#### [What is being asked]
In the material below, find each line with the string "true" and copy it.

====== Exercise data

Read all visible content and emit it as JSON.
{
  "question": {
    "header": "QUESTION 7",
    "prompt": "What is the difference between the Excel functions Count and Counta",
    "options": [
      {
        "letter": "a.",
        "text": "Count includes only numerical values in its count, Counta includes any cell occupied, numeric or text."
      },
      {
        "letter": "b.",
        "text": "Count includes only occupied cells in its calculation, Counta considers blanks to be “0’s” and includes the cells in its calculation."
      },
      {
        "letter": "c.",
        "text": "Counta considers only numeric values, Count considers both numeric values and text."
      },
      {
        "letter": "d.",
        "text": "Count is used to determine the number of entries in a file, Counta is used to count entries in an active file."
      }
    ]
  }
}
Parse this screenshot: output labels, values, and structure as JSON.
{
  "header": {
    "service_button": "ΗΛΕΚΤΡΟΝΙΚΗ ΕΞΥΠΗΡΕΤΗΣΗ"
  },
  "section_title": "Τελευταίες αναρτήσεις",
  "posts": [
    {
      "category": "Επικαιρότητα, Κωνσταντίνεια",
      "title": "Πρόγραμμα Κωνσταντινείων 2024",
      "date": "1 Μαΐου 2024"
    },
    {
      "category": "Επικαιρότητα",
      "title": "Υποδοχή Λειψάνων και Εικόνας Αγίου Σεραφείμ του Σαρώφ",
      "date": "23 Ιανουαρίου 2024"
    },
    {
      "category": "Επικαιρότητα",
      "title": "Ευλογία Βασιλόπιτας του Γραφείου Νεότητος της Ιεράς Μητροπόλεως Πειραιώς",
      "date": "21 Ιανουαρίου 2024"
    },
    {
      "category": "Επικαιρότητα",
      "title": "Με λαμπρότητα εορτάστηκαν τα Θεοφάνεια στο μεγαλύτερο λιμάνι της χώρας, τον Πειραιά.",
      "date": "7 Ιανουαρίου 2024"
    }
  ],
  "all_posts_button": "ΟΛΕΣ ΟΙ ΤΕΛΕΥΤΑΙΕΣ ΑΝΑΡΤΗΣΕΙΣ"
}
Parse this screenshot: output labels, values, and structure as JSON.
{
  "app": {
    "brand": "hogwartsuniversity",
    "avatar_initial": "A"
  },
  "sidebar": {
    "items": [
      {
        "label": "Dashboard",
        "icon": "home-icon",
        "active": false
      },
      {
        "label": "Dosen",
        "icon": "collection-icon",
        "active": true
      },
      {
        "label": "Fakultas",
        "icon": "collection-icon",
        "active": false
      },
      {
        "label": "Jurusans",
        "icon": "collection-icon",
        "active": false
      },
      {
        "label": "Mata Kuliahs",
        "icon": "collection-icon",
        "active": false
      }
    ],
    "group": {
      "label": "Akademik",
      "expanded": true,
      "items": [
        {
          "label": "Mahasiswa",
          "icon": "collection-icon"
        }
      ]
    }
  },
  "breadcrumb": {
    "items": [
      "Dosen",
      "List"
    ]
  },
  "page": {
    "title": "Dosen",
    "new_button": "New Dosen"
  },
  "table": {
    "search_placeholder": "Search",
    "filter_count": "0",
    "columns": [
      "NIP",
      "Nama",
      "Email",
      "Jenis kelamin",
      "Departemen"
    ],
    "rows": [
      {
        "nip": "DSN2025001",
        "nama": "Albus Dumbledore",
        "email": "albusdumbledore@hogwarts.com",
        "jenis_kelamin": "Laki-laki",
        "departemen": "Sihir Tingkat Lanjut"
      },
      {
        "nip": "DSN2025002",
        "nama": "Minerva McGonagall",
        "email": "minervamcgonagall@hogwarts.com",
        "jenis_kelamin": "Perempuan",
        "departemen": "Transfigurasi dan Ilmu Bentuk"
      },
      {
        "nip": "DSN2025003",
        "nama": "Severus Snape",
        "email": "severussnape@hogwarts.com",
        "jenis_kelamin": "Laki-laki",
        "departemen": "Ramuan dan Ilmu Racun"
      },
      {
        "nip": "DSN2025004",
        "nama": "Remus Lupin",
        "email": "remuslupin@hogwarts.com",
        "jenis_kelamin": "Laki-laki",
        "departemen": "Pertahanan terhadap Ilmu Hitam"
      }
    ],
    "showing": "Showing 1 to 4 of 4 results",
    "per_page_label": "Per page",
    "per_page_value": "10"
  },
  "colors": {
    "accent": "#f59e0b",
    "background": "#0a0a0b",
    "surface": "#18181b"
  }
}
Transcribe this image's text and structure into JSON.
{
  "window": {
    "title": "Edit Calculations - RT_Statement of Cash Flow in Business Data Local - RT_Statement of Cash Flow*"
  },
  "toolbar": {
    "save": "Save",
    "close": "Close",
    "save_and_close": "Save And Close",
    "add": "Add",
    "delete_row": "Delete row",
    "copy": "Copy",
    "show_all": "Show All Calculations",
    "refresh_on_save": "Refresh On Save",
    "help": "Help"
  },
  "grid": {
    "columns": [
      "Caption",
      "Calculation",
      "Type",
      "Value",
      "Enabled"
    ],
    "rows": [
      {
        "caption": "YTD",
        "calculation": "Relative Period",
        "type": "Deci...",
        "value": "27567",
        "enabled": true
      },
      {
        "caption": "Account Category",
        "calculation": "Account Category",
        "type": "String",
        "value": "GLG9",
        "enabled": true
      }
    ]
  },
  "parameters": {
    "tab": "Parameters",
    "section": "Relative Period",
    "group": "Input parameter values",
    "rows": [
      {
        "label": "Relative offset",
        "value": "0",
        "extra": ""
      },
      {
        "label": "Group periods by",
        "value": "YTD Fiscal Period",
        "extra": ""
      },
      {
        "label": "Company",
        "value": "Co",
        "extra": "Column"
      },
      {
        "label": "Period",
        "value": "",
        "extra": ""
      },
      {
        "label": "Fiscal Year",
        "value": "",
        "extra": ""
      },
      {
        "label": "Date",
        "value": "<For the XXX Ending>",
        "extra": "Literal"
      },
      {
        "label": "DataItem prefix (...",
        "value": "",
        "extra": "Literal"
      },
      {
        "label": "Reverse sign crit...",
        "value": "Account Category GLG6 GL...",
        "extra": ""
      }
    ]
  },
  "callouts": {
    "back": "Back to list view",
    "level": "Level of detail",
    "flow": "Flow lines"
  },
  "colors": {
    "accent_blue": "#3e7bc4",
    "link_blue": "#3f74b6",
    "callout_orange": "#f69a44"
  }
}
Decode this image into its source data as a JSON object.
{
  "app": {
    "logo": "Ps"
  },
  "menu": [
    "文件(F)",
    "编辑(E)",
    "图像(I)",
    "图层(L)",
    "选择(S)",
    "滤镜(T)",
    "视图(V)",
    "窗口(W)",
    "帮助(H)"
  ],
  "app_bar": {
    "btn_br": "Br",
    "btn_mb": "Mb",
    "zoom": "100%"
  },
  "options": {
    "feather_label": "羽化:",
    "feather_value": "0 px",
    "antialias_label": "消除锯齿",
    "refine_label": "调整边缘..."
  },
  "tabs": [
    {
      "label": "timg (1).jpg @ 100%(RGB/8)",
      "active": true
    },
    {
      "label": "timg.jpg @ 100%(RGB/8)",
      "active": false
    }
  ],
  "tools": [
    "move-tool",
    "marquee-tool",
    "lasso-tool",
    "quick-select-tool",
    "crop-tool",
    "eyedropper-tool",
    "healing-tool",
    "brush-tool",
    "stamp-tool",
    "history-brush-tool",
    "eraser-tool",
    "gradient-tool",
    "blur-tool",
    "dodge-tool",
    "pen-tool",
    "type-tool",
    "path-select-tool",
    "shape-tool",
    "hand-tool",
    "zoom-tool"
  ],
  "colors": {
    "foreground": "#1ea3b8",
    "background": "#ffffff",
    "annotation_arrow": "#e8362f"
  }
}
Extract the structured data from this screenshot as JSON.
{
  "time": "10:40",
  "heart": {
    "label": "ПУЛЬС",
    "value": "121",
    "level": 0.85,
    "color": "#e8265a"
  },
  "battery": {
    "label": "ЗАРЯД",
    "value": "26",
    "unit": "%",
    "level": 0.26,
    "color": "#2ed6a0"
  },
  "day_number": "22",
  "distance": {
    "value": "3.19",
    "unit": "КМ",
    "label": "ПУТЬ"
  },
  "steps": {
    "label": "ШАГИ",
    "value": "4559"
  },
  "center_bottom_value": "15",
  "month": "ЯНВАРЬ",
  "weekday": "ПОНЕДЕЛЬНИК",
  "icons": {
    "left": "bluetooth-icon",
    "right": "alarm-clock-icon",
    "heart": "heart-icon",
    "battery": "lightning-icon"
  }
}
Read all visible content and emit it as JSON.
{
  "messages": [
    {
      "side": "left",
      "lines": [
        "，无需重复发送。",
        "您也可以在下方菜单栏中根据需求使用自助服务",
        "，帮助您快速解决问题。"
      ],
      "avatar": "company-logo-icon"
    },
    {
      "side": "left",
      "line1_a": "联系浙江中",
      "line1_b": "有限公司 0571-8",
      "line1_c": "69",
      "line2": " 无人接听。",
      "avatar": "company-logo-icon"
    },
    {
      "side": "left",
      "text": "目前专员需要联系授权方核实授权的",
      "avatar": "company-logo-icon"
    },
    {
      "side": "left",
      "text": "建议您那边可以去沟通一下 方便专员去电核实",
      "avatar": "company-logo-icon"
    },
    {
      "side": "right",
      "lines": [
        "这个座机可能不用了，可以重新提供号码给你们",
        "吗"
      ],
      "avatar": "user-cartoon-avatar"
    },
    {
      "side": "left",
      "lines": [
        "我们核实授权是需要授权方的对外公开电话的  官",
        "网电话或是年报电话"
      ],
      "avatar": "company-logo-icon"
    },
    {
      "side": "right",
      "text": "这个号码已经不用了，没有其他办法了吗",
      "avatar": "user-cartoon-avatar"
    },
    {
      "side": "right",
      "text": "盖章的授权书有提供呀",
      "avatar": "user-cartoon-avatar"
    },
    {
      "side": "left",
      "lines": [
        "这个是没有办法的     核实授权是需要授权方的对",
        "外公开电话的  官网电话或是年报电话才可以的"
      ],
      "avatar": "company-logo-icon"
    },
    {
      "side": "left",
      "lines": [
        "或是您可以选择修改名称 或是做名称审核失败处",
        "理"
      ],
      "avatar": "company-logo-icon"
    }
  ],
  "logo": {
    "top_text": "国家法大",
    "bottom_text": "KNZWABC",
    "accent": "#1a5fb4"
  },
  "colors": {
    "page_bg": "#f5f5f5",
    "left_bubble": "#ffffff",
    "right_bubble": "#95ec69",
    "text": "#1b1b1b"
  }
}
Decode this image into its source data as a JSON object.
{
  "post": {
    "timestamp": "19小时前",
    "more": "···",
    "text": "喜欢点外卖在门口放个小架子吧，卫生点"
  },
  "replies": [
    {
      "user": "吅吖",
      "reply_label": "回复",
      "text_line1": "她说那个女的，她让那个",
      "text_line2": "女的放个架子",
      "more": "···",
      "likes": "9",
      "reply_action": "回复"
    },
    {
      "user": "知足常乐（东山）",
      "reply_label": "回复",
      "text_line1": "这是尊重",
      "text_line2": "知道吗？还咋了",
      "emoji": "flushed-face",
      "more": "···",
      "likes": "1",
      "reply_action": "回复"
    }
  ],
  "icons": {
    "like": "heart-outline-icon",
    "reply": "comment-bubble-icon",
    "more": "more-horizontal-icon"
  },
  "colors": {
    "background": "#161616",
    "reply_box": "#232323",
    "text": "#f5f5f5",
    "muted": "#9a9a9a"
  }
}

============

#### [Response box]
        "active": true
      "expanded": true,
        "enabled": true
        "enabled": true
      "active": true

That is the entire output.